The afternoon was devoted to this year’s preparatory seminar highlight – The panel discussion regarding the middle-income trap. The roundtable consisted of high-regarded guest speakers: Janwillem Acket, Chief Economist Julius Bär; Elisabeth Tester, Co-Founder ChinaIntelligence and Lukas Züst, Counsel & Head China Desk at Vischer AG with Prof. Michael Jeive, Managing Director of the FHNW Swiss SME Research Center China as the moderator. So what is the middle-income trap? The middle-income trap is the state in which a country’s growth slowdowns after reaching middle-income levels. Over the last three decades, the Chinese economy has grown at an average pace of 10% per year, which is about three times the global average. That wave of growth has transformed the middle kingdom from a low-income to a middle-income country. Today, China finds itself facing challenges that are characteristic for middle-income countries. In 2015 China recorded its slowest growth rate in 25 years with 6.9%. The factors that stimulated the country’s rapid growth have started to evaporate. The question remains whether or not China’s economy can continue the growth in the past and ultimately transform into a high-income country.
In the discussion the panelist all agreed that the government identified the challenges and need to work on their implementation. While improving entrepreneurship, developing suitable legal frameworks and reinforce innovation are considered as key to overcome the middle-income trap. Undoubtedly this is a daunting task for the government, the panelists however believe that China will avoid the middle-income trap.
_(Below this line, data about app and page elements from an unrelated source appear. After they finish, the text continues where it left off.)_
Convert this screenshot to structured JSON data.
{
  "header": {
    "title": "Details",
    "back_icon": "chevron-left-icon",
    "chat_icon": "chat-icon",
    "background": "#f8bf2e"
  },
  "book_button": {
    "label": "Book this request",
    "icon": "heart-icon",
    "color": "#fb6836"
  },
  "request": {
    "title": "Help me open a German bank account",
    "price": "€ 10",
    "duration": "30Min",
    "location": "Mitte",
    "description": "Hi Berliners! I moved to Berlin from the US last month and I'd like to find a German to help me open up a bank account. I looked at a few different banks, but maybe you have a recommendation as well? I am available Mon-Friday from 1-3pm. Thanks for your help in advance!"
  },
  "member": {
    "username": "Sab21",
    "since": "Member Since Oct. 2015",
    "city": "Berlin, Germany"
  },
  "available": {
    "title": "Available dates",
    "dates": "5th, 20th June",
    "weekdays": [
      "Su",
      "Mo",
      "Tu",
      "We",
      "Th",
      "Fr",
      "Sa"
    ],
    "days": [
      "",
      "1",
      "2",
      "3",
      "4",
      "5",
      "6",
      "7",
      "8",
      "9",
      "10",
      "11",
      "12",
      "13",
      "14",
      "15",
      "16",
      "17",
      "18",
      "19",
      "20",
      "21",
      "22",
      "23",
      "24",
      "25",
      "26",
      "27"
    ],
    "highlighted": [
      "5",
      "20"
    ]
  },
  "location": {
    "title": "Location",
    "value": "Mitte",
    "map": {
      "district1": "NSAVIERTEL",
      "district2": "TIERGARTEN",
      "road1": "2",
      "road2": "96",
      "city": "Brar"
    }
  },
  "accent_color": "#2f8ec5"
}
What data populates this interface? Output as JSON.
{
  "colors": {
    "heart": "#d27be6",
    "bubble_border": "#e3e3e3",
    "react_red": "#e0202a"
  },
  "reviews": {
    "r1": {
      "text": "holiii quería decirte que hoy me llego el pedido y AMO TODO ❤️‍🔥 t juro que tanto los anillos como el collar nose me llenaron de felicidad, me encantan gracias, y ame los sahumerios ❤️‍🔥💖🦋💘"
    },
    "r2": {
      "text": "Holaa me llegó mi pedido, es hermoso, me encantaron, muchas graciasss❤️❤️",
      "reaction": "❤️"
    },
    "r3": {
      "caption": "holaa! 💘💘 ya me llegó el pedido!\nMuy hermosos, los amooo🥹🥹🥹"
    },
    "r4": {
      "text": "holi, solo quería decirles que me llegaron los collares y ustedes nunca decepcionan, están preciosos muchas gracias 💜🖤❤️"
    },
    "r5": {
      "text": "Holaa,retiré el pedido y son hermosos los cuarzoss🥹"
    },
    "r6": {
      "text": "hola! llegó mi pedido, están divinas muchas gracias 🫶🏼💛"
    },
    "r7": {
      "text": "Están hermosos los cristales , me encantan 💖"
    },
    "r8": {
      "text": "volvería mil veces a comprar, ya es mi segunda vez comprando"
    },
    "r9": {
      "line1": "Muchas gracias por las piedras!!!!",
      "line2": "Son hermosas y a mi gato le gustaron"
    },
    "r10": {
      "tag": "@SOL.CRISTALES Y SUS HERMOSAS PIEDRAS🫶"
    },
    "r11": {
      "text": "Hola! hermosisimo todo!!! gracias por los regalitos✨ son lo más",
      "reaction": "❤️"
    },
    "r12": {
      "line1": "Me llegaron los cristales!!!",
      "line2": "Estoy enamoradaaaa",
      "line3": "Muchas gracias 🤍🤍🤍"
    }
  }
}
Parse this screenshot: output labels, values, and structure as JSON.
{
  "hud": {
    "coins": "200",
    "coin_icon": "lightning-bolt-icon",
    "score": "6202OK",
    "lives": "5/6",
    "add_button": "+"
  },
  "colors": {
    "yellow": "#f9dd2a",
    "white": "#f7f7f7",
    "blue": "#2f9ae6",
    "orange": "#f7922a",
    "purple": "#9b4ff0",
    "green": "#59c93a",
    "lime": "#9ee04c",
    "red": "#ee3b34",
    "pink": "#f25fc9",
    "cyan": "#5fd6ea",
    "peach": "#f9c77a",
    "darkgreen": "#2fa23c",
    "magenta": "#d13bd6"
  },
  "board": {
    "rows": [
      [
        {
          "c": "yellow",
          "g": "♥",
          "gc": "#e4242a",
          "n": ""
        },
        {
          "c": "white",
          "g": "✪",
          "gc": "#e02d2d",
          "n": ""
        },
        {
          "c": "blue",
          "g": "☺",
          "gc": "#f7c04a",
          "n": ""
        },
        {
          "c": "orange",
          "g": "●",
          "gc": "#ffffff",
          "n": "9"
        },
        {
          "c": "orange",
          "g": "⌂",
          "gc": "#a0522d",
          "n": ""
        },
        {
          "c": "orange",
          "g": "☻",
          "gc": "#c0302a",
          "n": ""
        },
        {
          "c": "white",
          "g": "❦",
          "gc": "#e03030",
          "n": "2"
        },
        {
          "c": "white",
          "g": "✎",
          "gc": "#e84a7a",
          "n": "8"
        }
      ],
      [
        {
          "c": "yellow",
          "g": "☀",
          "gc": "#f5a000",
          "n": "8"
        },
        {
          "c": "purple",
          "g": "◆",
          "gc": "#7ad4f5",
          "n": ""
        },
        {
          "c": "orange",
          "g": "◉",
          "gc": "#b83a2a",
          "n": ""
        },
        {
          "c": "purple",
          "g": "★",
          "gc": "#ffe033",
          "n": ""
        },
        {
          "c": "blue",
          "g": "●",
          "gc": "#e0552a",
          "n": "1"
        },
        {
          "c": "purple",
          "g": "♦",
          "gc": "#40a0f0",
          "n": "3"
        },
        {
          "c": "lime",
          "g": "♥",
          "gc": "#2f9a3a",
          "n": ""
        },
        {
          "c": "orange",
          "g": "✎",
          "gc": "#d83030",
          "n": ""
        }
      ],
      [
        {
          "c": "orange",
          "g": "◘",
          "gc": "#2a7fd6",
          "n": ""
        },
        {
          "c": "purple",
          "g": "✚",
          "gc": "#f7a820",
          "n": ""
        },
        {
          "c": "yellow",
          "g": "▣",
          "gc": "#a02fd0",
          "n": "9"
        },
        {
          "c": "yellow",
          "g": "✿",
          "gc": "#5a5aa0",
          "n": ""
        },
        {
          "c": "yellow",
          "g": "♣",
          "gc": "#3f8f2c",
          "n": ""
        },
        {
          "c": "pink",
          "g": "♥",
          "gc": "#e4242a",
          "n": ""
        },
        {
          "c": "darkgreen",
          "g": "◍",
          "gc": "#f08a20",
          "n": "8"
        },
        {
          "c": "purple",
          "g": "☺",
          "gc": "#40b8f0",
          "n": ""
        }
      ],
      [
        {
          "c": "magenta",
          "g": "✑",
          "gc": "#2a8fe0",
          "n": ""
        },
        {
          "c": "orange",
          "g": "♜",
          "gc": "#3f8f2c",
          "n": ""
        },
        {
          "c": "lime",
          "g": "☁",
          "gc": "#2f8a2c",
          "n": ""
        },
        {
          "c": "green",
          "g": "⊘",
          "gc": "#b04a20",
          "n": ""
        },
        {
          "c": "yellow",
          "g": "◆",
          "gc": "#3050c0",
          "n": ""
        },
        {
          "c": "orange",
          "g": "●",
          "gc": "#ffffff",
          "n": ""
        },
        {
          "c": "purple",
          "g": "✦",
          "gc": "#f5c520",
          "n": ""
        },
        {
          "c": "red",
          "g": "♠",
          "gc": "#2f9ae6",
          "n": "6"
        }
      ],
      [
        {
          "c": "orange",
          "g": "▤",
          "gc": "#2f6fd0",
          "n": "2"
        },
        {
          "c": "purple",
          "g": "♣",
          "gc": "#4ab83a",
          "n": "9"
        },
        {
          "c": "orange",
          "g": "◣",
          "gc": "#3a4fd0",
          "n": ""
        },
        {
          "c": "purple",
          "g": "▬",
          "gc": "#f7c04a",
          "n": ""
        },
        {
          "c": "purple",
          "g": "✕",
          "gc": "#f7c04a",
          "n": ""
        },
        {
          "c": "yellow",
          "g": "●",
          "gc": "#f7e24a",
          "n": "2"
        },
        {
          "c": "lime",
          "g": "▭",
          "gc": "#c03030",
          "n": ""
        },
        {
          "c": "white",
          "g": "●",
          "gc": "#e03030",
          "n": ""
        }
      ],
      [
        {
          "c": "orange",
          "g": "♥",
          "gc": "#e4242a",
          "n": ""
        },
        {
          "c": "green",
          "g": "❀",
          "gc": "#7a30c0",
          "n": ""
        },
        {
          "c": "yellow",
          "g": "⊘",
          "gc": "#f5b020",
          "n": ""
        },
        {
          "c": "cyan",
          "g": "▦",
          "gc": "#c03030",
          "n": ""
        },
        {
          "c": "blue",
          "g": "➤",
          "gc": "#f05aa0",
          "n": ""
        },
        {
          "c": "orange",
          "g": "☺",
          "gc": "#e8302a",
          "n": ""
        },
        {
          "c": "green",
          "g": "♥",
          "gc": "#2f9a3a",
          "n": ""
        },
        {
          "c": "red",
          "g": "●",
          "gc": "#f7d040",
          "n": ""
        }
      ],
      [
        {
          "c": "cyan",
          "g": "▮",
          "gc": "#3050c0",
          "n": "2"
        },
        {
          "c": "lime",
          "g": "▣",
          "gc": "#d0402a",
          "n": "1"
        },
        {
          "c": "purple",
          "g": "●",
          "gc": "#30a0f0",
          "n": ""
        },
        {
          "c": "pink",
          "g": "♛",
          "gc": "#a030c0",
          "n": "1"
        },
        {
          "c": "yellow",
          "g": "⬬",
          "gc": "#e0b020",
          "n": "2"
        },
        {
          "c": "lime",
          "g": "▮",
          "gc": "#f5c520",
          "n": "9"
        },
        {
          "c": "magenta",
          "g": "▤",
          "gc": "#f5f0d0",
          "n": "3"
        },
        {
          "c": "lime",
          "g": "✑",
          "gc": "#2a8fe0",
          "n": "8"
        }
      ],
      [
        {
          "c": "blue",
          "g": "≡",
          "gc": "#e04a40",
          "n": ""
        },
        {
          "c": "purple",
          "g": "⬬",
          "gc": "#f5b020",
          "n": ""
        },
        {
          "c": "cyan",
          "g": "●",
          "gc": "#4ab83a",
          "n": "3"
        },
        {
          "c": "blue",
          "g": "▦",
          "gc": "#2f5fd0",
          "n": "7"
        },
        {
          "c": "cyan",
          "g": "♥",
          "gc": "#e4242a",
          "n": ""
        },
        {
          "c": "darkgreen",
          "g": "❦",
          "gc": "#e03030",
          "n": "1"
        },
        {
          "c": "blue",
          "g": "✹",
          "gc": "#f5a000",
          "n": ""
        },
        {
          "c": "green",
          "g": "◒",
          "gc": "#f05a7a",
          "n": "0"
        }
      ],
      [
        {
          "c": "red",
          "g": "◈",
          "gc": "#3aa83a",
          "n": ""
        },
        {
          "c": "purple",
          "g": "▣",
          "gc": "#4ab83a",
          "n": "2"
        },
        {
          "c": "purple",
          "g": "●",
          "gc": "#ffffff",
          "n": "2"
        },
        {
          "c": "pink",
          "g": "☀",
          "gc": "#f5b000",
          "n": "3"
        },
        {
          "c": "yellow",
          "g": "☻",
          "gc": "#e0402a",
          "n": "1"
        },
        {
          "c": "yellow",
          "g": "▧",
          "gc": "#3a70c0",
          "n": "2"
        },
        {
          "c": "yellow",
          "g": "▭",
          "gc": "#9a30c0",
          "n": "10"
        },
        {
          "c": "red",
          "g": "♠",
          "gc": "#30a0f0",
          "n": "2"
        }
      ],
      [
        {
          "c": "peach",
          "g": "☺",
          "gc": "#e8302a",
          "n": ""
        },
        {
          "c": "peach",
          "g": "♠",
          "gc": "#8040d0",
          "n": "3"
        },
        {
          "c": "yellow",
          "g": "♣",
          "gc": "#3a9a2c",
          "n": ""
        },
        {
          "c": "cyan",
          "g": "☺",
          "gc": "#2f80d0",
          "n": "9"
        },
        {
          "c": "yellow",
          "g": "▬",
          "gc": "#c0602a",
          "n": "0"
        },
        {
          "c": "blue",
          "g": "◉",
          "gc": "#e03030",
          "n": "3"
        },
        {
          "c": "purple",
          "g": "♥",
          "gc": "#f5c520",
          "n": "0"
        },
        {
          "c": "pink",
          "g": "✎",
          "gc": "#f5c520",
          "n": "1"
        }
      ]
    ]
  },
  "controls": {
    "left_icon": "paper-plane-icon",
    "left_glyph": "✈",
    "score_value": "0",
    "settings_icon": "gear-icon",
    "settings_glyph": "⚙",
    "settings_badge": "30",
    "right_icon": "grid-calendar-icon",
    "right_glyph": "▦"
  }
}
The highly interesting panel discussion was followed by an aperitif. Fine dining and drinks were the icing on the cake of this successful day. And so is the Preparatory seminar more and more drawing to a close. Now there is one thing left: The Joint Friday!